_Data to examine_:
▼

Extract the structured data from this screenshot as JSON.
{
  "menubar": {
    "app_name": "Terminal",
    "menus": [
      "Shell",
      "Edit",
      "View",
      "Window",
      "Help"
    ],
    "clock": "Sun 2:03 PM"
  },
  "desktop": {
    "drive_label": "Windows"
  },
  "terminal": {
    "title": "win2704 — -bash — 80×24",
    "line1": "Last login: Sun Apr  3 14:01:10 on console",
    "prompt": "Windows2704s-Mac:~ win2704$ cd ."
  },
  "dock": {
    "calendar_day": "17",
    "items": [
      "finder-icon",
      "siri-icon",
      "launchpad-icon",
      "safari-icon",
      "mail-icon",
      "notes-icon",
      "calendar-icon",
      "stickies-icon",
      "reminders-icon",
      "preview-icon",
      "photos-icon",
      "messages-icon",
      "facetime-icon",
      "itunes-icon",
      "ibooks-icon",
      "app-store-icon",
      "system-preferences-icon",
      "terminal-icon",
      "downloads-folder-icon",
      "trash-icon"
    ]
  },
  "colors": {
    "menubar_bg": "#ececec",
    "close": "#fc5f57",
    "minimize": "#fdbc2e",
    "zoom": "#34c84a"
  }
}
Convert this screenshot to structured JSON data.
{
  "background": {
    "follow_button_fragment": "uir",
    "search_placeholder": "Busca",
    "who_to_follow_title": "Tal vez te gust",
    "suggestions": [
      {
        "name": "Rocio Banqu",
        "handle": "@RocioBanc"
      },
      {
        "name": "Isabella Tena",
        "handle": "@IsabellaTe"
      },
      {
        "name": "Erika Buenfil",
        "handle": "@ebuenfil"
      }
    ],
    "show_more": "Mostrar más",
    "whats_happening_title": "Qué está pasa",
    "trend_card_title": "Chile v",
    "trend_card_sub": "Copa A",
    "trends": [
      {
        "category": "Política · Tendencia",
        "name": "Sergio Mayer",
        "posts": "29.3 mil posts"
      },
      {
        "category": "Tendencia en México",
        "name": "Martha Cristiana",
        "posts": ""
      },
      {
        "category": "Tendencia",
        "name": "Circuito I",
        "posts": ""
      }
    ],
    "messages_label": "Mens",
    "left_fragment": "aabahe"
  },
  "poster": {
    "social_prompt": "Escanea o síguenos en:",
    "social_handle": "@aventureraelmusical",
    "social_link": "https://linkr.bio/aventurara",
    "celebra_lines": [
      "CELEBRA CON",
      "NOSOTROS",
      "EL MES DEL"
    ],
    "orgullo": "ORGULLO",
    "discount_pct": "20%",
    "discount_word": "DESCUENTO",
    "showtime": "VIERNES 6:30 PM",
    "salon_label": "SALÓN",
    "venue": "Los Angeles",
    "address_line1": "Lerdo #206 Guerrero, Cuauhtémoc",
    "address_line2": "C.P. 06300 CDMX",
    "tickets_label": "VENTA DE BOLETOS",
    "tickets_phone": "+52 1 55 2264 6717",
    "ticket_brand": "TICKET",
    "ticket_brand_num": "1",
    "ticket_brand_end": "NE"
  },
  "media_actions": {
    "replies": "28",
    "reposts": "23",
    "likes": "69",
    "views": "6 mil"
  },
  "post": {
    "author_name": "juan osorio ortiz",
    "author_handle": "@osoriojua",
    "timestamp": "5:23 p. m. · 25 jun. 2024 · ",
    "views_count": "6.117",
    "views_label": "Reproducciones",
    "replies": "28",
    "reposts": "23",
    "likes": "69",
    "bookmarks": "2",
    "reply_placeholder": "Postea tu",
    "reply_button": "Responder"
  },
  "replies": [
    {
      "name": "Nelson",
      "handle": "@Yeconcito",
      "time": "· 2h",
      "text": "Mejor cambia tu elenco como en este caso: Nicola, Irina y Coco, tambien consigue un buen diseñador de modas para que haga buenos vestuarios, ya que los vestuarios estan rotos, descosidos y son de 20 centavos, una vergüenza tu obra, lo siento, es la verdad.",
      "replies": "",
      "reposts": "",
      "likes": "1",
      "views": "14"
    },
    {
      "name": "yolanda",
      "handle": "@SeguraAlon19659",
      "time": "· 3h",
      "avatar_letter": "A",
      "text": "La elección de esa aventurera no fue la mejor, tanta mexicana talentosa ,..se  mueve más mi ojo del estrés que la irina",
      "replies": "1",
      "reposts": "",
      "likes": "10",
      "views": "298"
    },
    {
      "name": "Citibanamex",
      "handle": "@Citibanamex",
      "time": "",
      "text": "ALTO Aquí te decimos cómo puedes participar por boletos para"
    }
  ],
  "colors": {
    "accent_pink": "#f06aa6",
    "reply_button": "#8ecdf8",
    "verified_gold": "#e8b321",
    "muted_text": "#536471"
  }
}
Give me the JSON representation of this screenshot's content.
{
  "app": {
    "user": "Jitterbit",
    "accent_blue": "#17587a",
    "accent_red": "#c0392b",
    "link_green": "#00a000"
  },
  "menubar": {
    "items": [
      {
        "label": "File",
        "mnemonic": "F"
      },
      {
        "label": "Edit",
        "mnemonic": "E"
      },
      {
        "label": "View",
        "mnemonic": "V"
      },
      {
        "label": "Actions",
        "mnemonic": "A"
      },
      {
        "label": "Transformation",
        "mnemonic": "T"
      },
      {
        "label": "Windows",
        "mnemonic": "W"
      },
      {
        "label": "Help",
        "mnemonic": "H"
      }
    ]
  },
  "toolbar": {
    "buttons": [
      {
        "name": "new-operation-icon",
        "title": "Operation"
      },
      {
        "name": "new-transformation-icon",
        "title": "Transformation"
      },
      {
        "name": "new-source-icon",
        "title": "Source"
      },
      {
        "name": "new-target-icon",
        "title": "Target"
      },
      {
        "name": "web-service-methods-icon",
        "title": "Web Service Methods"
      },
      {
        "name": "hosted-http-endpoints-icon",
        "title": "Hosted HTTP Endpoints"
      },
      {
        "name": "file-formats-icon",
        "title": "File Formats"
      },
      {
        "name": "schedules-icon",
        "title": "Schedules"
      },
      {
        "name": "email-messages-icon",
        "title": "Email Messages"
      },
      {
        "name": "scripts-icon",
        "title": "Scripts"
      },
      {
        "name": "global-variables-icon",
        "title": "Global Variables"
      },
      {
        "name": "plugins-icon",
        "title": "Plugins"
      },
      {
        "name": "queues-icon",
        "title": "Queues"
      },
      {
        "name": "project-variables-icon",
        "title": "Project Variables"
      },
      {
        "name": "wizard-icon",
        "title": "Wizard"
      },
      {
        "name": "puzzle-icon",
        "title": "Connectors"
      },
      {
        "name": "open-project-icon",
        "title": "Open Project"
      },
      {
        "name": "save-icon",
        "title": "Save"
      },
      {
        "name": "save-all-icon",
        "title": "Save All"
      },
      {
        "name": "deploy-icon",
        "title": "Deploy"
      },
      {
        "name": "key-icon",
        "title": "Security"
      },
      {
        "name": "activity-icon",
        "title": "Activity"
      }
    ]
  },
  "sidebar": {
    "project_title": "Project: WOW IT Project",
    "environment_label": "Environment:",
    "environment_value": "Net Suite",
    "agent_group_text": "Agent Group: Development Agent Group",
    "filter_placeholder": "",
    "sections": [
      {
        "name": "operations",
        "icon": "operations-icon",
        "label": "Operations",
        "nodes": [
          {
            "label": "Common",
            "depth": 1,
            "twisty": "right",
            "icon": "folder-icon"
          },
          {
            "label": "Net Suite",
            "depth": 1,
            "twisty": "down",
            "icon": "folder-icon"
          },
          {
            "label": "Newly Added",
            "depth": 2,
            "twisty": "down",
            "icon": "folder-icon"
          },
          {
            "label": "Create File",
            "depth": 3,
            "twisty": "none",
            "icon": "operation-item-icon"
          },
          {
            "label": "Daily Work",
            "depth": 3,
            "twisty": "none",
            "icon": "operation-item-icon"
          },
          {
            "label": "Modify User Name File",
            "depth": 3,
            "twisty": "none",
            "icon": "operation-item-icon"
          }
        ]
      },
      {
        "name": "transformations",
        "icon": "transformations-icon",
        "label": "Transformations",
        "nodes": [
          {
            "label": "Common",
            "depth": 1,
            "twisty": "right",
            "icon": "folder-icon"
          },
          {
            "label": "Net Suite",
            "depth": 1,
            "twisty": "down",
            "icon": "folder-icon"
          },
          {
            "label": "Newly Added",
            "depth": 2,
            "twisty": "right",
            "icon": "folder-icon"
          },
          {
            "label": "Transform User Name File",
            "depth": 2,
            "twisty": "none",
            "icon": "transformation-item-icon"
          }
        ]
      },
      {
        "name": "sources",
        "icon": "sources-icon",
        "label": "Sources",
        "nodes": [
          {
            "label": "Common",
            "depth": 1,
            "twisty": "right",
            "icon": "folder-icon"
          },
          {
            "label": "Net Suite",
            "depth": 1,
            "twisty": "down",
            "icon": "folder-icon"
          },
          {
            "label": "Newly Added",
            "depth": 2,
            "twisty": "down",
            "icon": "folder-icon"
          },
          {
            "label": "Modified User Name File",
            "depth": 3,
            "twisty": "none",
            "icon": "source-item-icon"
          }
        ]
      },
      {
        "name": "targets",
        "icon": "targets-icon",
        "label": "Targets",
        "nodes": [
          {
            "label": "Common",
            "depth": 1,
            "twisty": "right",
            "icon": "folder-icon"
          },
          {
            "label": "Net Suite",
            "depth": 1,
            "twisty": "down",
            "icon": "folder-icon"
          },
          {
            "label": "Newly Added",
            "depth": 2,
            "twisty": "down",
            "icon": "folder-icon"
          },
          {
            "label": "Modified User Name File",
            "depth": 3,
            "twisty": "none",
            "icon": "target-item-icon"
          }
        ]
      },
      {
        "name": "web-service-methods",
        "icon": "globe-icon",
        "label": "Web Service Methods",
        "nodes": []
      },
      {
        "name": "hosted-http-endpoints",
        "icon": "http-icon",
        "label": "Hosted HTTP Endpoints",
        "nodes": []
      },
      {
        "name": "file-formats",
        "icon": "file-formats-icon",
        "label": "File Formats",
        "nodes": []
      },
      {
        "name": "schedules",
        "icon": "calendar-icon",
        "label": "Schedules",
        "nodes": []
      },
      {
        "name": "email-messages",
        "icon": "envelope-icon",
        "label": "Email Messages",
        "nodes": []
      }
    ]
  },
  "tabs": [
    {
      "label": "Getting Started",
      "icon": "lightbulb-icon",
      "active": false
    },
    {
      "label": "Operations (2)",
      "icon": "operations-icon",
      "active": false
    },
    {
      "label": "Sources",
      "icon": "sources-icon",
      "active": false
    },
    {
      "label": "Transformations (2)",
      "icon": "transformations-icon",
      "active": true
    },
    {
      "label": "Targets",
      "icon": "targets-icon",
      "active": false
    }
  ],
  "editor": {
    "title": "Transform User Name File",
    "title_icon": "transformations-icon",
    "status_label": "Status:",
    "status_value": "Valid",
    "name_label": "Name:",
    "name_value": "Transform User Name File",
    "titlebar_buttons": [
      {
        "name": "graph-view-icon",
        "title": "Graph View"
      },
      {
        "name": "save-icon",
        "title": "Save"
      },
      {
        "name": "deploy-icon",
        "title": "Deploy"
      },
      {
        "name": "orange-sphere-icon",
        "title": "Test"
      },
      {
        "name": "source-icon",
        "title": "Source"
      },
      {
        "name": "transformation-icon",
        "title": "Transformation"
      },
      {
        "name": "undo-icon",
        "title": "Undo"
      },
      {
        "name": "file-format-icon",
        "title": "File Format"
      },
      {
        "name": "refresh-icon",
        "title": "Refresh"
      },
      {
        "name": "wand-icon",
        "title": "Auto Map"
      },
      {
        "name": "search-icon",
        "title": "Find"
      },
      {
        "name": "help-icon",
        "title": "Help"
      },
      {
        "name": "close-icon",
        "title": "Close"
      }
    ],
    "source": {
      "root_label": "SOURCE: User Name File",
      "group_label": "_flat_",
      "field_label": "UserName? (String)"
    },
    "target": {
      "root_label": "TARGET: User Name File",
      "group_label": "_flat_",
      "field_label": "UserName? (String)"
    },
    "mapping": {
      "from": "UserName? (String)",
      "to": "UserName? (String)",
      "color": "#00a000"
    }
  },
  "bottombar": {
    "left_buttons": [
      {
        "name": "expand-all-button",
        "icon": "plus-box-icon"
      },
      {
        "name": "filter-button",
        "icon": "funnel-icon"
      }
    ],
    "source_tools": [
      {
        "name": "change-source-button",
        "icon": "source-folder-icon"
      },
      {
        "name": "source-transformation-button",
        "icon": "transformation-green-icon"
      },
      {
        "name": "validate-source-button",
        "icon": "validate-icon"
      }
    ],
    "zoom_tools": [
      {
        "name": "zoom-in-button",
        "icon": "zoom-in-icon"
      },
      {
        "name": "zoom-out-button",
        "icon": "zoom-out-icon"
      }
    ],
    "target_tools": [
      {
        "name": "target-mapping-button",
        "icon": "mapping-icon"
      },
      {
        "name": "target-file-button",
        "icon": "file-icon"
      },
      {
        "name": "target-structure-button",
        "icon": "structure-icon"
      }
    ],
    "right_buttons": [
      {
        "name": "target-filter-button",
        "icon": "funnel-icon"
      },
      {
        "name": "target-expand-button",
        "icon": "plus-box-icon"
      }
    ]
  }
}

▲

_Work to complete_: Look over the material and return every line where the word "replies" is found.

_Task answer_:
    "replies": "28",
    "replies": "28",
  "replies": [
      "replies": "",
      "replies": "1",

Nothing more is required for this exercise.